Saving Private Ryan (1998)
I’m blown away that Saving Private Ryan did not win the Academy Award for Best Picture in ’98, and shocked that it lost to Shakespeare in Love of all things, a cute film that doesn’t even begin to measure up to Spielberg’s World War II masterpiece. As I continue my list of favorite film scenes, I’m bringing up the Omaha Beach scene from the latter. It stands out as the best in the film, a technical tour de force to this day; a wholly realistic immersive sequence. The scene is really around forty minutes long, essentially the film’s opener if you discount the graveyard framing device (which I find unnecessary), and around a fourth of the entire film’s runtime. There are a few things I notice, when watching it, that strike me as brilliant filmmaking. First, Spielberg shoots in tight close-up or obscured wide shot for most of the beach sequence. You can never get a proper bearing for where anything or anyone is, and the tension that creates is exacerbated by Spielberg never showing the enemy. It’s just chaos and violence. There are a couple of other details that might be clichéd now, but were really fresh the first time I saw the film, and still work effectively.
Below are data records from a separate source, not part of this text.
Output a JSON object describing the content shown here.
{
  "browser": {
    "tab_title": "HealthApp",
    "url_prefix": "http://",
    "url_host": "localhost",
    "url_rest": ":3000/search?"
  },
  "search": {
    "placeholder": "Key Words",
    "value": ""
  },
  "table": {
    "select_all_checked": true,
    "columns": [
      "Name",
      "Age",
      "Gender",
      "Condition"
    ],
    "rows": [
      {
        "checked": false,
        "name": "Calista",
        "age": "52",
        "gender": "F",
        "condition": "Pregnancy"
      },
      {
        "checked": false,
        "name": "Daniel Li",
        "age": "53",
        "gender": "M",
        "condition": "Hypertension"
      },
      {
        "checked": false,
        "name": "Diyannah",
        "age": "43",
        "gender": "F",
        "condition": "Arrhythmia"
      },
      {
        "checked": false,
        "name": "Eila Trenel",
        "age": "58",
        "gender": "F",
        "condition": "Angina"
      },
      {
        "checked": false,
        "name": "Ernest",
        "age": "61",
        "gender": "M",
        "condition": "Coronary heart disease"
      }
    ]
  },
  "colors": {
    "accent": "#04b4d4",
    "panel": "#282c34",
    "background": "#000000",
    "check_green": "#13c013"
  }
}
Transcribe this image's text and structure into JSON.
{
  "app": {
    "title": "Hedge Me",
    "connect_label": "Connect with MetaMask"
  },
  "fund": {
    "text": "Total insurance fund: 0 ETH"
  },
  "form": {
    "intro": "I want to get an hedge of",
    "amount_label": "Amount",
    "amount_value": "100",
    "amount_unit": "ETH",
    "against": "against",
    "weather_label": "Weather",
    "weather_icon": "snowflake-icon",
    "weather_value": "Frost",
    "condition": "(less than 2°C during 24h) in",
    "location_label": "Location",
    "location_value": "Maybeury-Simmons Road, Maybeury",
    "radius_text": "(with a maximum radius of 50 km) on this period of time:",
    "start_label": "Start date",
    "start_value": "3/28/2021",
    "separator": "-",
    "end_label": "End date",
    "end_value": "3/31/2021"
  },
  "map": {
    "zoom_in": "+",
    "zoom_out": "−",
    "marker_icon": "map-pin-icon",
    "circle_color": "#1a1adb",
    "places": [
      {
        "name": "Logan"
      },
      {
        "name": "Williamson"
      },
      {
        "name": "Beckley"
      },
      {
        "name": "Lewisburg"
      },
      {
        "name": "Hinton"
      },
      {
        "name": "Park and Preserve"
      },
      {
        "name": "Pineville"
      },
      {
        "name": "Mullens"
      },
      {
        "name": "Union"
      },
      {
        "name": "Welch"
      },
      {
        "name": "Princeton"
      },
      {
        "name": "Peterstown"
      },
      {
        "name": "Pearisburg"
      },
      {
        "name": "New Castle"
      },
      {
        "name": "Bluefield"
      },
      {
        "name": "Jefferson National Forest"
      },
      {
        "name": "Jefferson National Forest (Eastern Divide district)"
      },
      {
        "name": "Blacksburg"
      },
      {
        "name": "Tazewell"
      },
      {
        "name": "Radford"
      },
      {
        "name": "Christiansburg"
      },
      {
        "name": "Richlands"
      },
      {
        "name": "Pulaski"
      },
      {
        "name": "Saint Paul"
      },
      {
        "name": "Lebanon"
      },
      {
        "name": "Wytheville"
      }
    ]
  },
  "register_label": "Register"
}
One is the water and blood hitting the camera. I’ve seen this a few times since, but I’m not sure I’d ever seen it before Saving Private Ryan. A nice touch that creates a kind of guerrilla filmmaking feel that belies the massive Hollywood studio undertaking that Saving Private Ryan actually is. The other memorable detail is the slow-motion, sound distorted portion of the scene where Captain Miller is traumatized. Truly just a crafty way to show the protagonist struggling with the overwhelming experience.